- The input -
┄┄┄┄┄┄┄┄┄┄┄┄┄┄┄┄┄┄┄┄
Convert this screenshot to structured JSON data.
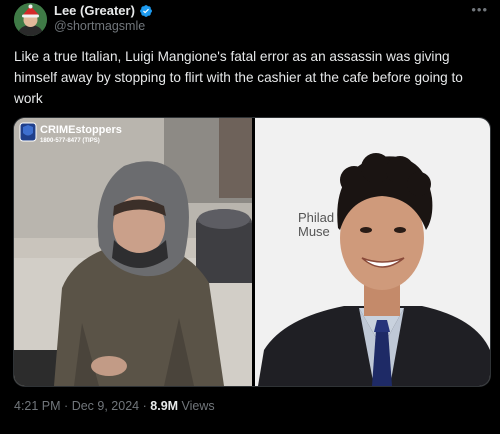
{
  "author": {
    "name": "Lee (Greater)",
    "handle": "@shortmagsmle",
    "verified": true,
    "verified_color": "#1d9bf0"
  },
  "more_icon": "more-horizontal-icon",
  "tweet_text": "Like a true Italian, Luigi Mangione's fatal error as an assassin was giving himself away by stopping to flirt with the cashier at the cafe before going to work",
  "media": {
    "left_image": {
      "watermark_brand": "CRIMEstoppers",
      "watermark_phone": "1800-577-8477 (TIPS)"
    },
    "right_image": {
      "backdrop_text": [
        "Philad",
        "Muse"
      ]
    }
  },
  "meta": {
    "time": "4:21 PM",
    "separator": "·",
    "date": "Dec 9, 2024",
    "views_count": "8.9M",
    "views_label": "Views"
  },
  "colors": {
    "background": "#000000",
    "text_primary": "#e7e9ea",
    "text_secondary": "#71767b"
  }
}
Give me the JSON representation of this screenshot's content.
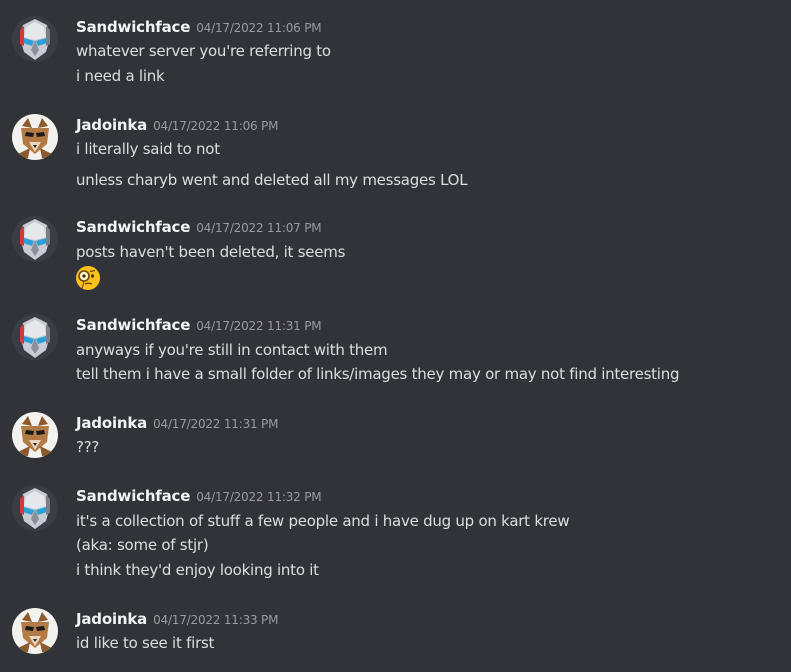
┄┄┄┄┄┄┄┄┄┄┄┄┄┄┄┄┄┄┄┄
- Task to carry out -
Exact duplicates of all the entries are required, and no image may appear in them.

- Result of the task -
Convert this screenshot to structured JSON data.
{
  "author": {
    "name": "Lee (Greater)",
    "handle": "@shortmagsmle",
    "verified": true,
    "verified_color": "#1d9bf0"
  },
  "more_icon": "more-horizontal-icon",
  "tweet_text": "Like a true Italian, Luigi Mangione's fatal error as an assassin was giving himself away by stopping to flirt with the cashier at the cafe before going to work",
  "media": {
    "left_image": {
      "watermark_brand": "CRIMEstoppers",
      "watermark_phone": "1800-577-8477 (TIPS)"
    },
    "right_image": {
      "backdrop_text": [
        "Philad",
        "Muse"
      ]
    }
  },
  "meta": {
    "time": "4:21 PM",
    "separator": "·",
    "date": "Dec 9, 2024",
    "views_count": "8.9M",
    "views_label": "Views"
  },
  "colors": {
    "background": "#000000",
    "text_primary": "#e7e9ea",
    "text_secondary": "#71767b"
  }
}
Give me the JSON representation of this screenshot's content.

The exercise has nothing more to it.